It’s becoming harder to tell whether these emails, websites and phone calls are legitimate, Robnett said.

Taxpayers should take the time to examine, identify and avoid unsolicited emails.

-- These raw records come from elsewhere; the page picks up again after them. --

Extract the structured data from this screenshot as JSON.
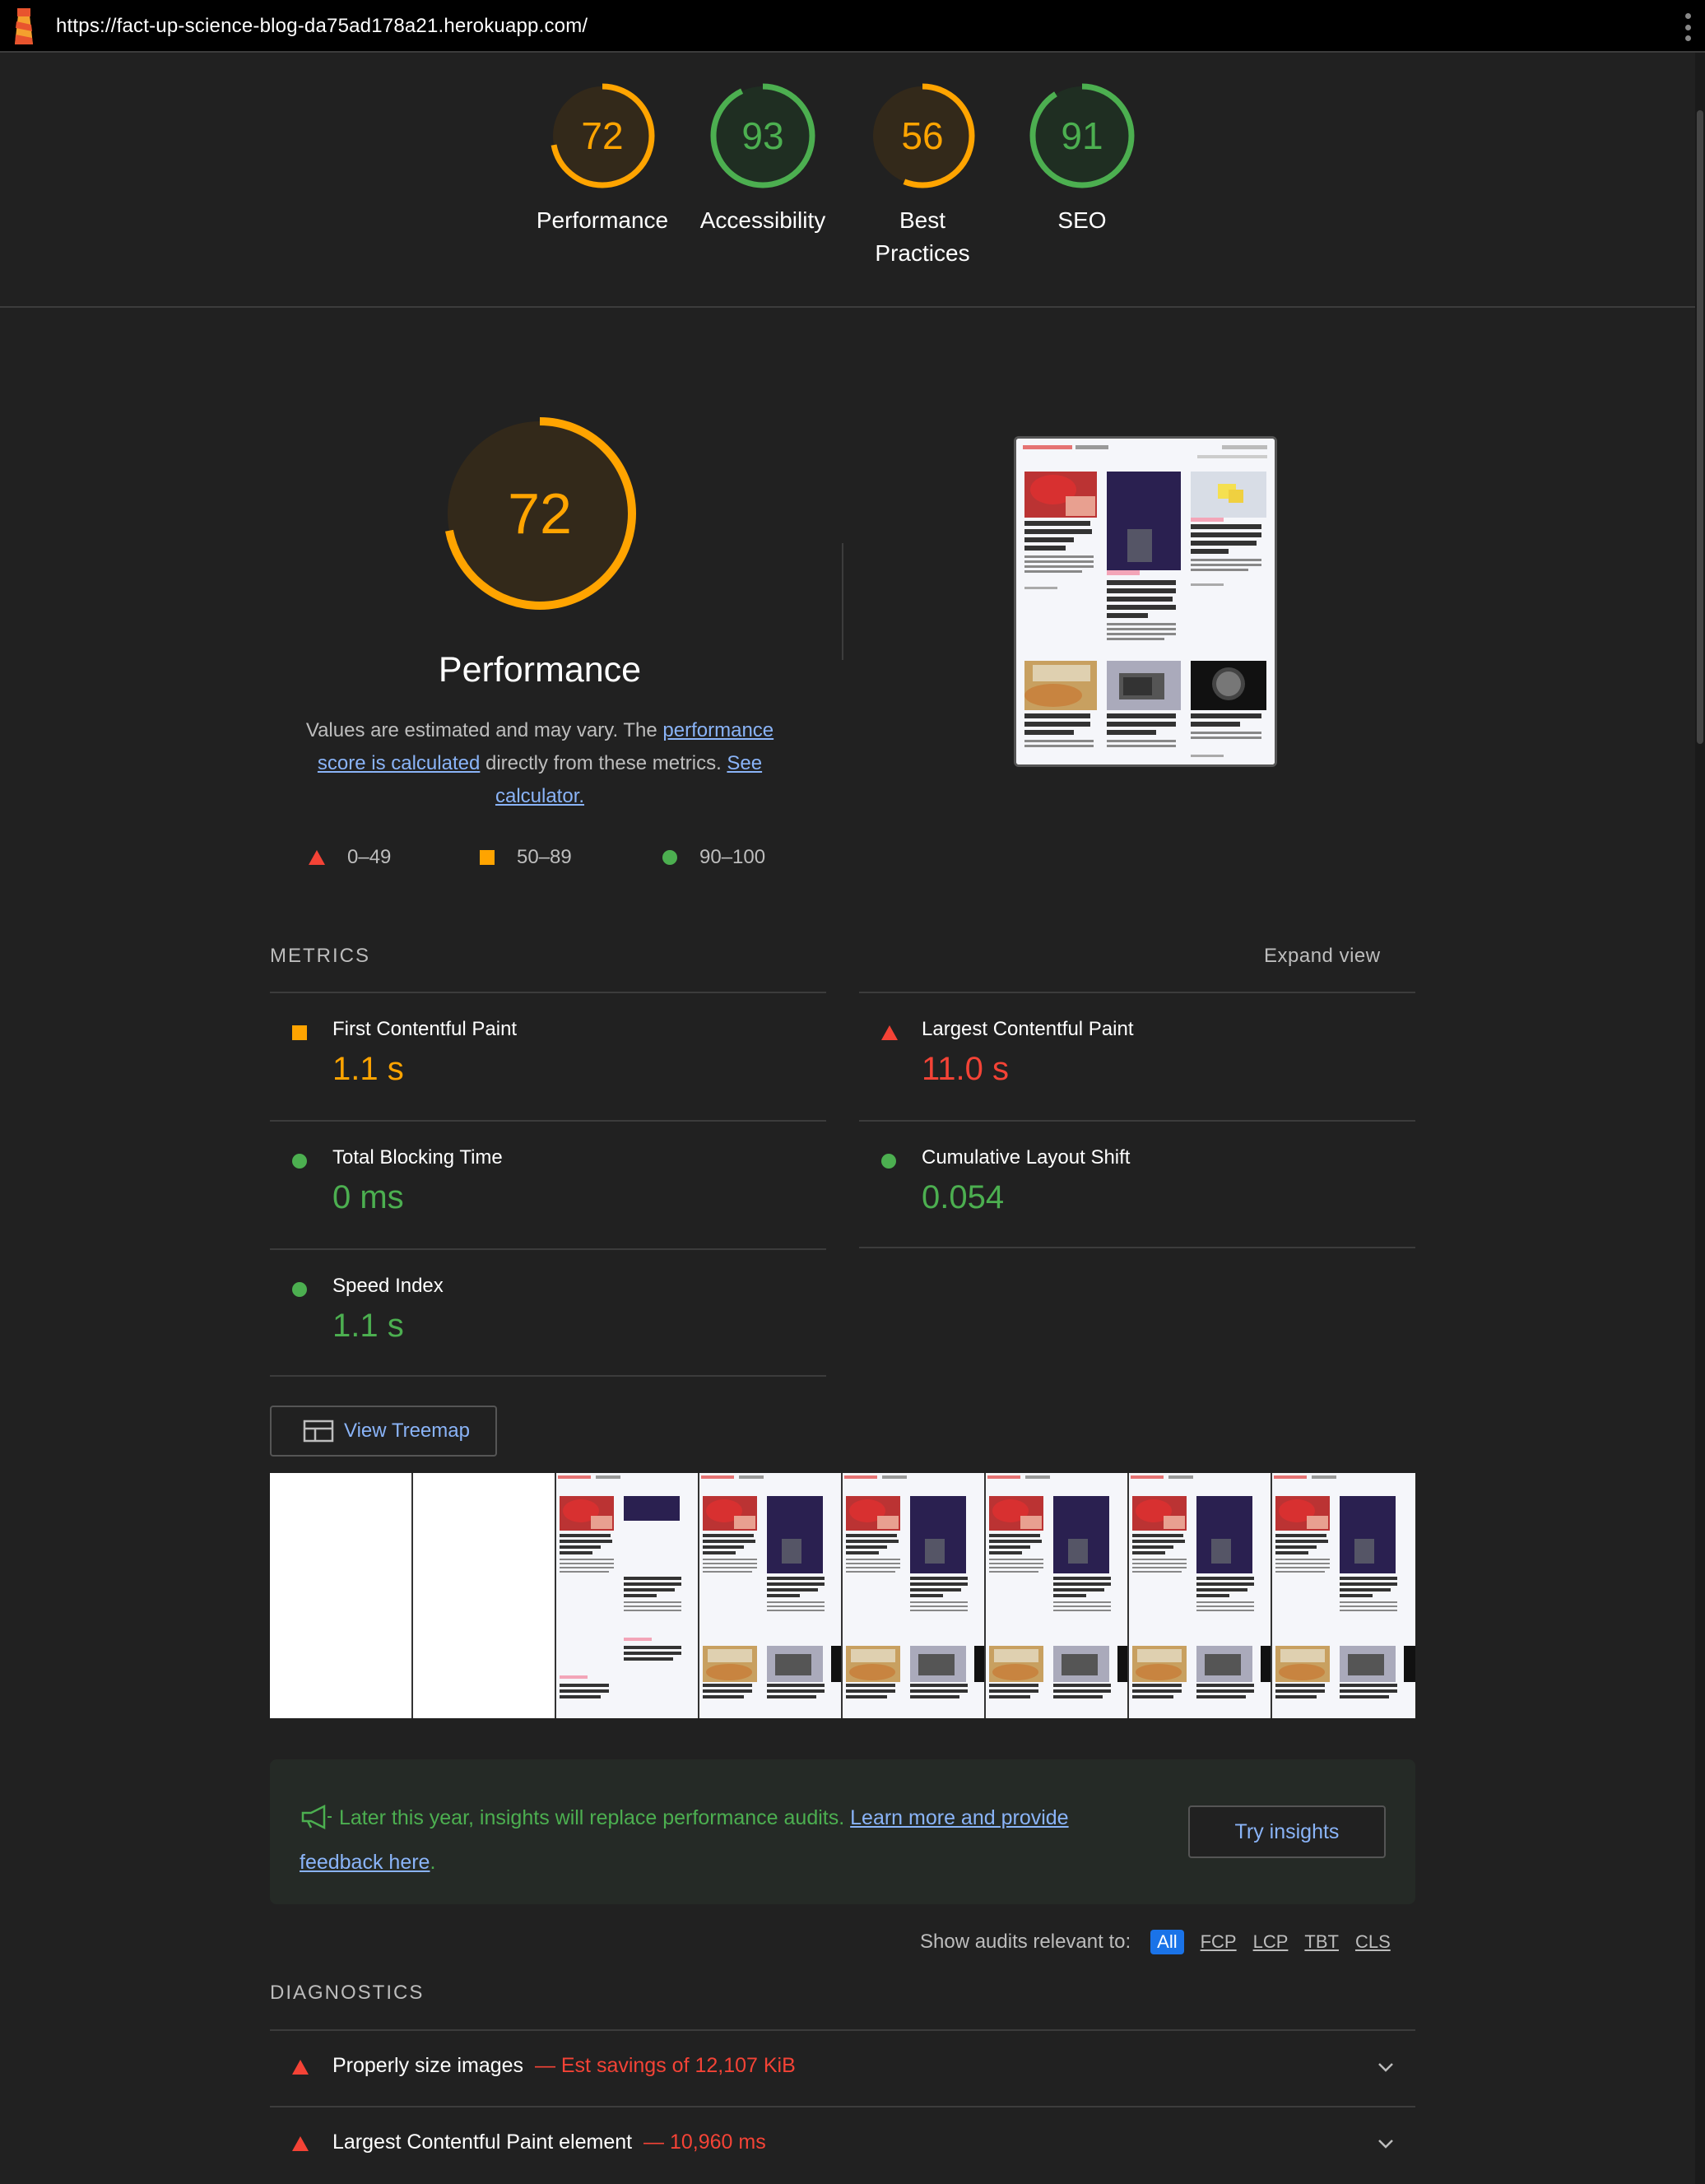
{
  "url": "https://fact-up-science-blog-da75ad178a21.herokuapp.com/",
  "colors": {
    "pass": "#4caf50",
    "average": "#ffa400",
    "fail": "#f44336",
    "link": "#8ab4f8"
  },
  "gauges": [
    {
      "score": "72",
      "label": "Performance",
      "status": "average",
      "value": 0.72
    },
    {
      "score": "93",
      "label": "Accessibility",
      "status": "pass",
      "value": 0.93
    },
    {
      "score": "56",
      "label": "Best Practices",
      "status": "average",
      "value": 0.56
    },
    {
      "score": "91",
      "label": "SEO",
      "status": "pass",
      "value": 0.91
    }
  ],
  "performance": {
    "score": "72",
    "title": "Performance",
    "desc_pre": "Values are estimated and may vary. The ",
    "desc_link1": "performance score is calculated",
    "desc_mid": " directly from these metrics. ",
    "desc_link2": "See calculator.",
    "legend": {
      "fail": "0–49",
      "average": "50–89",
      "pass": "90–100"
    }
  },
  "metrics_section": {
    "title": "METRICS",
    "expand": "Expand view"
  },
  "metrics": [
    {
      "label": "First Contentful Paint",
      "value": "1.1 s",
      "status": "average"
    },
    {
      "label": "Largest Contentful Paint",
      "value": "11.0 s",
      "status": "fail"
    },
    {
      "label": "Total Blocking Time",
      "value": "0 ms",
      "status": "pass"
    },
    {
      "label": "Cumulative Layout Shift",
      "value": "0.054",
      "status": "pass"
    },
    {
      "label": "Speed Index",
      "value": "1.1 s",
      "status": "pass"
    }
  ],
  "treemap_label": "View Treemap",
  "banner": {
    "text": "Later this year, insights will replace performance audits. ",
    "link": "Learn more and provide feedback here",
    "end": ".",
    "button": "Try insights"
  },
  "filter": {
    "label": "Show audits relevant to:",
    "chips": [
      "All",
      "FCP",
      "LCP",
      "TBT",
      "CLS"
    ]
  },
  "diagnostics_title": "DIAGNOSTICS",
  "diagnostics": [
    {
      "title": "Properly size images",
      "savings": "— Est savings of 12,107 KiB"
    },
    {
      "title": "Largest Contentful Paint element",
      "savings": "— 10,960 ms"
    }
  ]
}
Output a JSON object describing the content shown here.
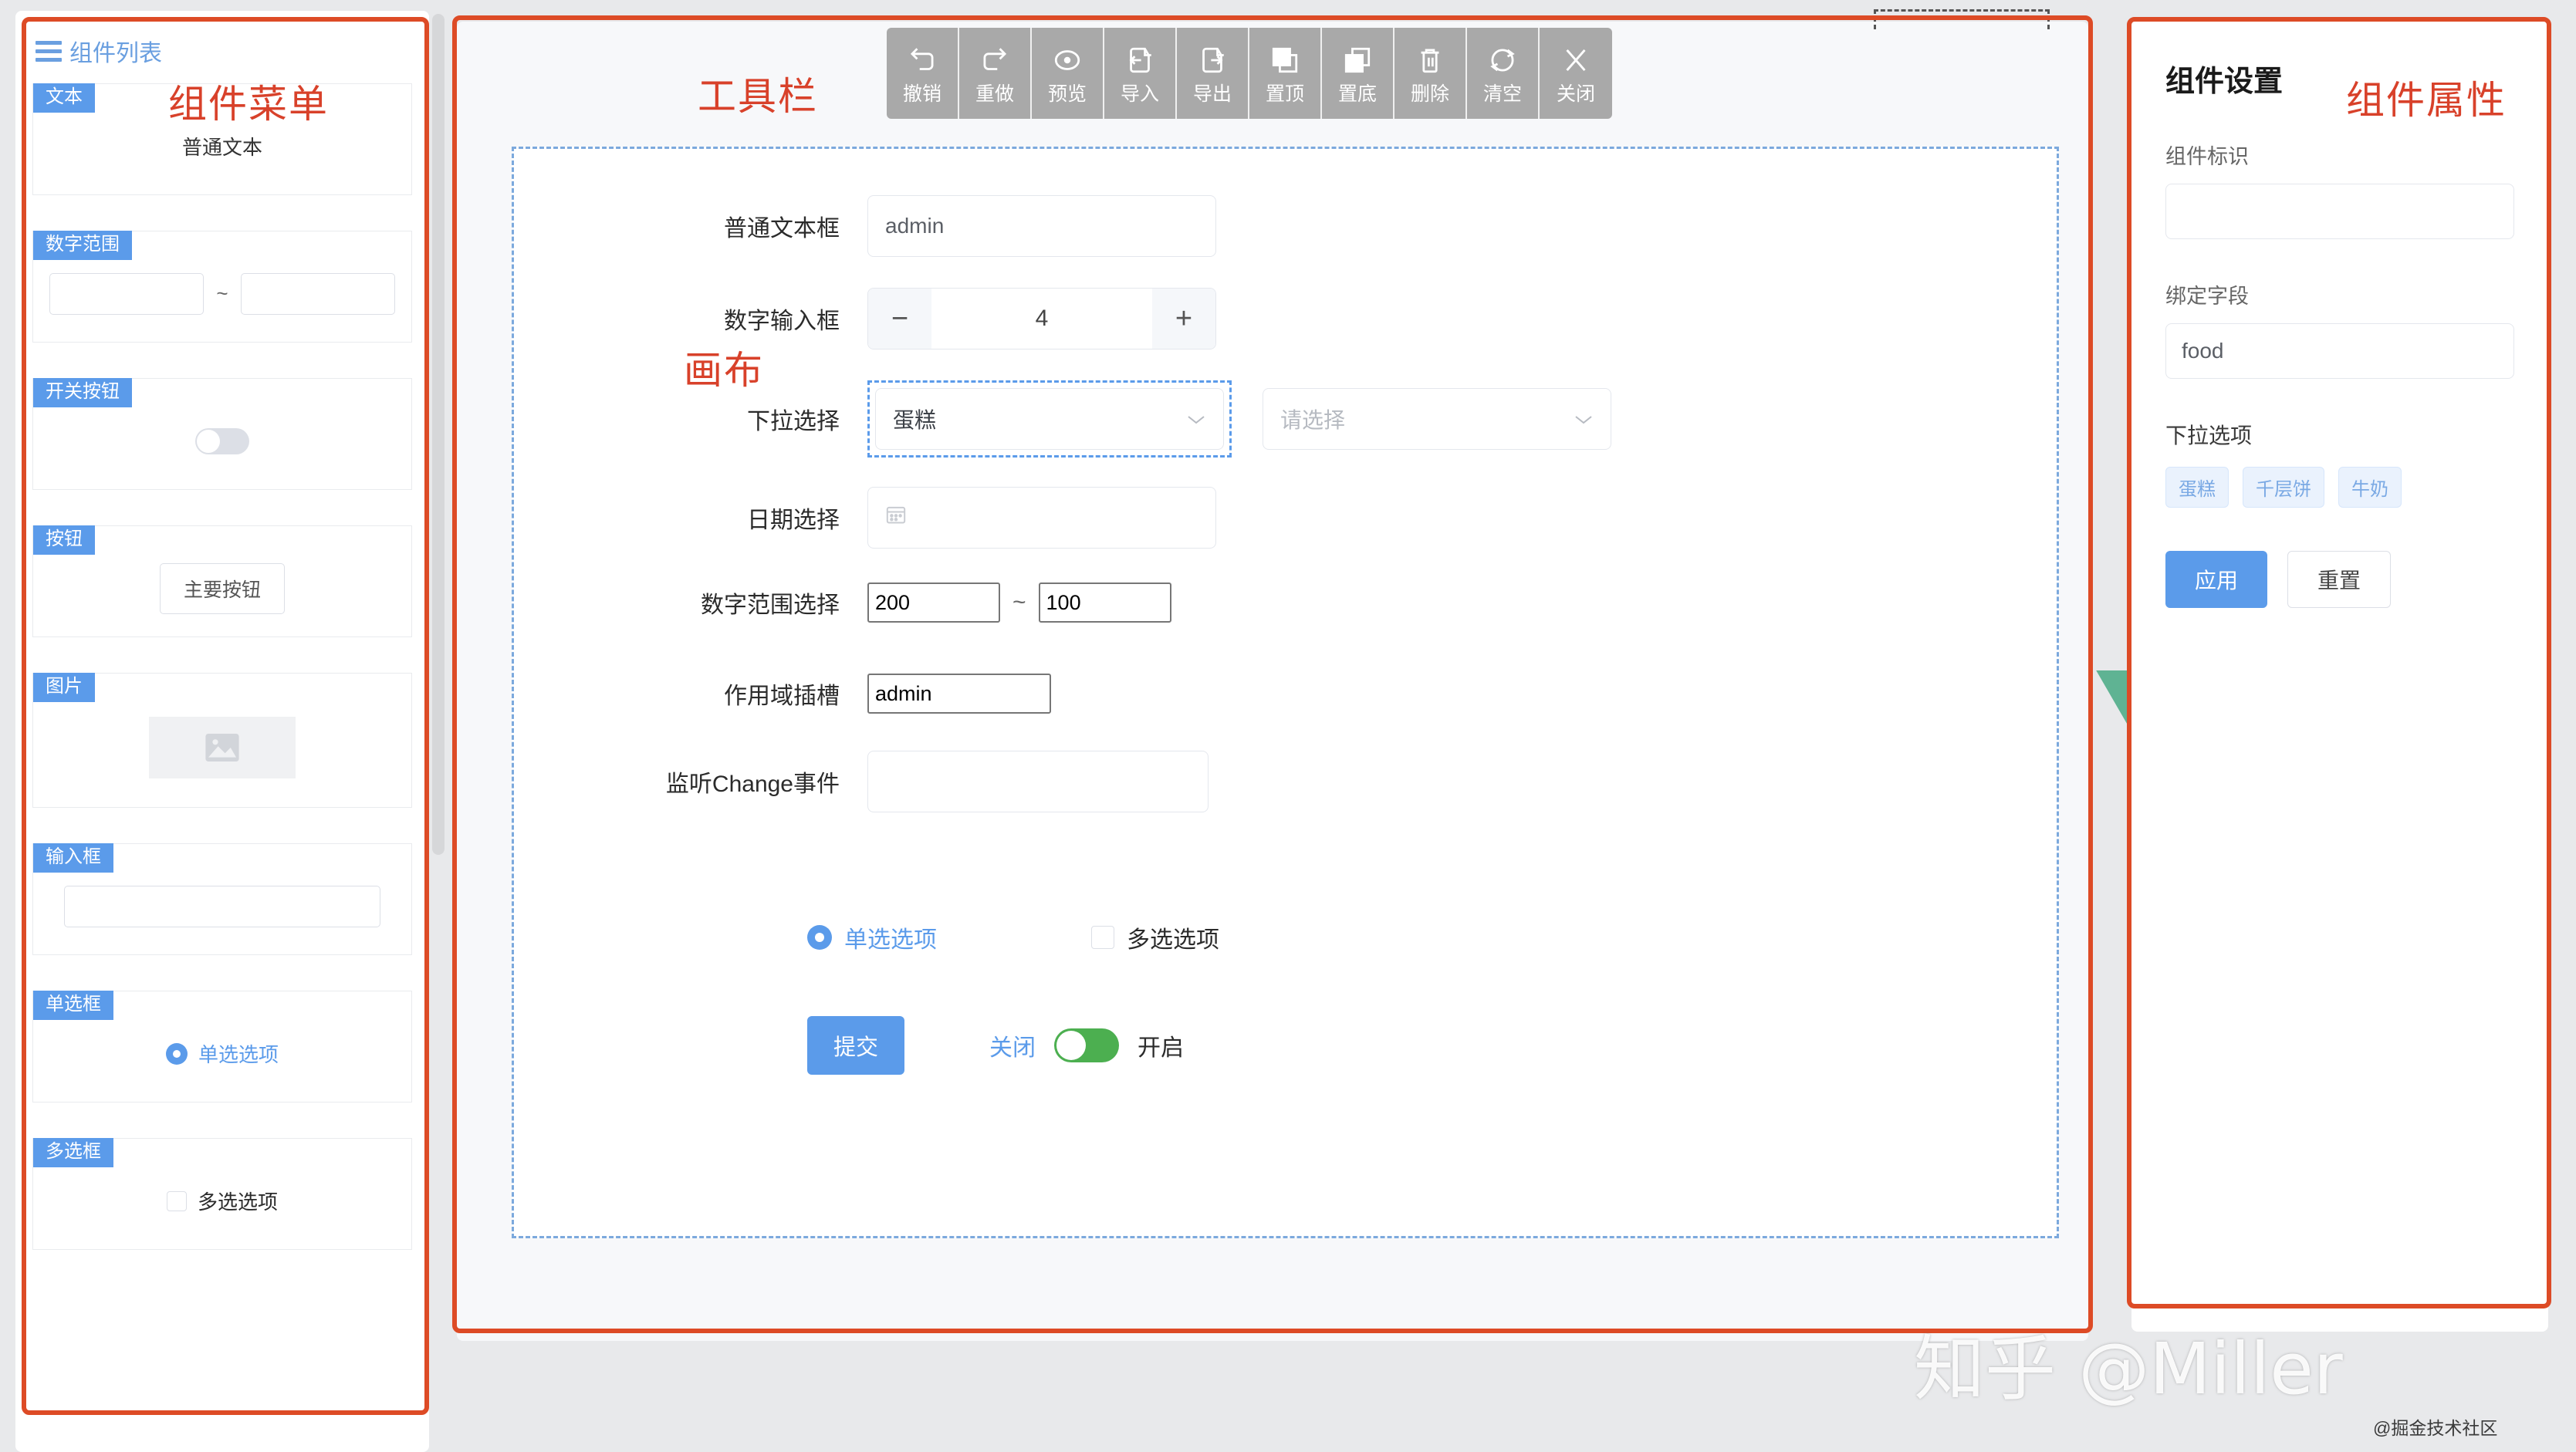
{
  "annotations": {
    "component_menu": "组件菜单",
    "toolbar": "工具栏",
    "canvas": "画布",
    "component_props": "组件属性"
  },
  "left_panel": {
    "header_title": "组件列表",
    "header_icon": "hamburger-menu-icon",
    "components": [
      {
        "tag": "文本",
        "preview_text": "普通文本",
        "kind": "text"
      },
      {
        "tag": "数字范围",
        "separator": "~",
        "kind": "number-range"
      },
      {
        "tag": "开关按钮",
        "kind": "switch"
      },
      {
        "tag": "按钮",
        "button_label": "主要按钮",
        "kind": "button"
      },
      {
        "tag": "图片",
        "kind": "image"
      },
      {
        "tag": "输入框",
        "kind": "input"
      },
      {
        "tag": "单选框",
        "option_label": "单选选项",
        "kind": "radio"
      },
      {
        "tag": "多选框",
        "option_label": "多选选项",
        "kind": "checkbox"
      }
    ]
  },
  "toolbar": {
    "buttons": [
      {
        "label": "撤销",
        "icon": "undo-icon"
      },
      {
        "label": "重做",
        "icon": "redo-icon"
      },
      {
        "label": "预览",
        "icon": "eye-icon"
      },
      {
        "label": "导入",
        "icon": "import-icon"
      },
      {
        "label": "导出",
        "icon": "export-icon"
      },
      {
        "label": "置顶",
        "icon": "bring-to-front-icon"
      },
      {
        "label": "置底",
        "icon": "send-to-back-icon"
      },
      {
        "label": "删除",
        "icon": "trash-icon"
      },
      {
        "label": "清空",
        "icon": "refresh-icon"
      },
      {
        "label": "关闭",
        "icon": "close-icon"
      }
    ]
  },
  "canvas_form": {
    "rows": [
      {
        "label": "普通文本框",
        "value": "admin"
      },
      {
        "label": "数字输入框",
        "value": "4",
        "minus": "−",
        "plus": "+"
      },
      {
        "label": "下拉选择",
        "value": "蛋糕",
        "placeholder_value": "请选择"
      },
      {
        "label": "日期选择",
        "value": ""
      },
      {
        "label": "数字范围选择",
        "min": "200",
        "max": "100",
        "separator": "~"
      },
      {
        "label": "作用域插槽",
        "value": "admin"
      },
      {
        "label": "监听Change事件",
        "value": ""
      }
    ],
    "radio_label": "单选选项",
    "checkbox_label": "多选选项",
    "submit_label": "提交",
    "switch_off_label": "关闭",
    "switch_on_label": "开启",
    "logo": "vue-logo",
    "logo_colors": {
      "green": "#5FB393",
      "navy": "#35495E"
    }
  },
  "right_panel": {
    "title": "组件设置",
    "field_id_label": "组件标识",
    "field_id_value": "",
    "field_bind_label": "绑定字段",
    "field_bind_value": "food",
    "options_label": "下拉选项",
    "options": [
      "蛋糕",
      "千层饼",
      "牛奶"
    ],
    "apply_label": "应用",
    "reset_label": "重置"
  },
  "watermarks": {
    "main": "知乎 @Miller",
    "sub": "@掘金技术社区"
  },
  "colors": {
    "annotation_red": "#dd4b26",
    "accent_blue": "#5b9bea",
    "switch_green": "#4caf50",
    "toolbar_gray": "#a9a9a9"
  }
}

Taxpayers should be suspicious of any unsolicited emails that contain attachments or links — and think twice about clicking.

“We know that scammers are sophisticated, and they’re constantly changing their identities and tactics to remain anonymous,” Robnett said. “This is why it is crucial for taxpayers to be informed, recognize the signs of tax-related identity theft and other scams and know what to do if they are targeted.”

He and the other agency representatives said taxpayers shouldn’t trust their caller ID because of “spoofing,” which occurs when scammers change their caller ID to appear legitimate.

When someone tells you to do something quickly, that’s a major tip off you’re being ripped off, said Steve Bernas, president and CEO of the Better Business Bureau.

He said the IRS would never contact a taxpayer and demand a payment in this way.

“If you get a call and somebody claims to be from the IRS and claims that you owe tax money, the best thing for you to do, truthfully, is to hang up the phone,” Attorney General Lisa Madigan said.

She also said taxpayers should never pay for anything over the phone or give out personal information.

Madigan urged those who are concerned about such calls or who have been scammed to contact the attorney general’s office or the IRS, which offers a tax fraud hotline at (800) 829-0433.

“You need to get off the phone and get in contact with people who can actually tell you if there is a legitimate problem,” she said. “We are always happy to answer your questions because it is so much easier for us to prevent you from being scammed then it is for us to get your money back after you’ve been scammed.”

Learn more about how to avoid scams by checking out AARP’s Fraud Watch Network, the Better Business Bureau’s Scam Tracker and the IRS’ expanded safeguards for tax filing season.